[EXERCISE INSTRUCTIONS]
Identify, in the records below, every line where the string "highlight" appears, and copy each such line.

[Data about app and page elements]
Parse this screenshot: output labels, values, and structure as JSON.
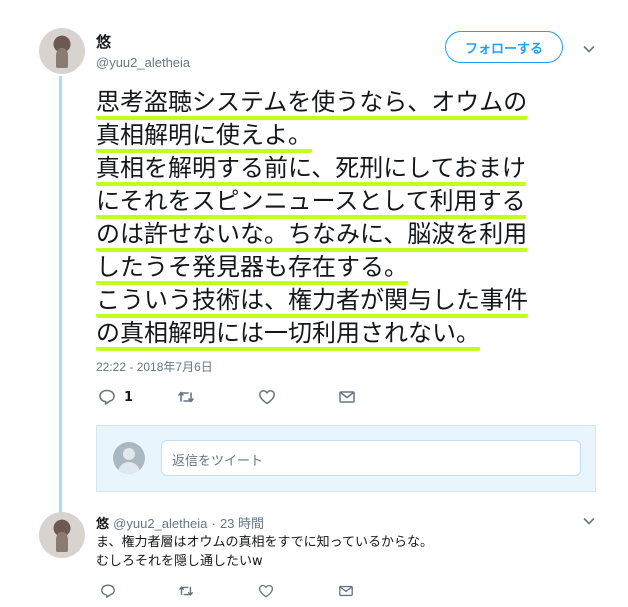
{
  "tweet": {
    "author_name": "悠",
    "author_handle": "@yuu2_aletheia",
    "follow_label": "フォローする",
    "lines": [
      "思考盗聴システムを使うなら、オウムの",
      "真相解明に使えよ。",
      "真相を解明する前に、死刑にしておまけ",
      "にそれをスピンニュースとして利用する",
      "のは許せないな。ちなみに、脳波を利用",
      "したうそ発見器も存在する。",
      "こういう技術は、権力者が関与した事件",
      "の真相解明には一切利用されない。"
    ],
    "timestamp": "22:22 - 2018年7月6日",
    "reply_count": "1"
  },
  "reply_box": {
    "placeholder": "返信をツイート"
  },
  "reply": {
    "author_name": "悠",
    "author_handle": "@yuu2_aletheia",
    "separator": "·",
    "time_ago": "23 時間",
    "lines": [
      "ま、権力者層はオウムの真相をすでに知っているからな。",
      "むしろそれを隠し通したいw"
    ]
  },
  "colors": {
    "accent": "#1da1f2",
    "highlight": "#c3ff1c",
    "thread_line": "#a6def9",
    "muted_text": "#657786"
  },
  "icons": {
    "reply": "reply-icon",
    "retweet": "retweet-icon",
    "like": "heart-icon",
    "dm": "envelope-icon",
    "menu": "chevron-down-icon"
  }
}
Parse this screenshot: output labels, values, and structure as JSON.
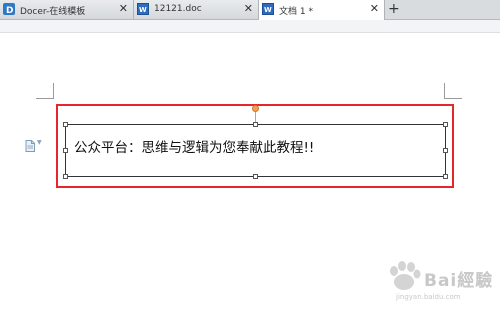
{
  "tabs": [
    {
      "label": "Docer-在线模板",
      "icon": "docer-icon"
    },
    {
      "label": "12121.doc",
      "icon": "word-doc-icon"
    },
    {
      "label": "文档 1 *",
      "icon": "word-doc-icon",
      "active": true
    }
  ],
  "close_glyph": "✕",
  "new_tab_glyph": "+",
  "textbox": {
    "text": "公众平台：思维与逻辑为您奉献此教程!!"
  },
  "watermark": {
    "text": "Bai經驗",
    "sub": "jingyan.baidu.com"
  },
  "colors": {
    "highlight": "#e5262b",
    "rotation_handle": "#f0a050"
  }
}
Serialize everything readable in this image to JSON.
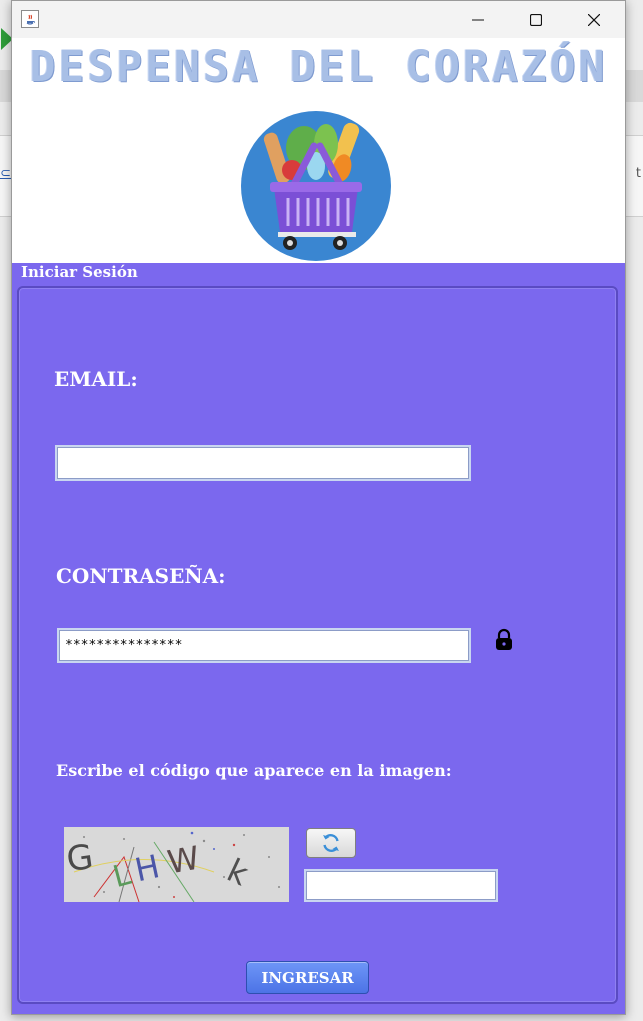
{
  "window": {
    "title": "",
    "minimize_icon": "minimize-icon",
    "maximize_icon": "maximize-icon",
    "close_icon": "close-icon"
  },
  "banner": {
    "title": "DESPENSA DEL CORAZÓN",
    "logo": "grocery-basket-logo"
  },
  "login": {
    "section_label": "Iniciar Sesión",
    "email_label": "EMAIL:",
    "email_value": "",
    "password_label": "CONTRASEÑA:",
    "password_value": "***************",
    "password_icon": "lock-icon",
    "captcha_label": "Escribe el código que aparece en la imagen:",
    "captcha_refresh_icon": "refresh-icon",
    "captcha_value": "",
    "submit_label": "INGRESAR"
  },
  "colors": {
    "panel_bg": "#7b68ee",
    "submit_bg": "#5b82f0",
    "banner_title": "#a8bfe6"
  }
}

[ANSWER TO THE EXERCISE]
    "highlight": "#c3ff1c",
    "highlight": "#e5262b",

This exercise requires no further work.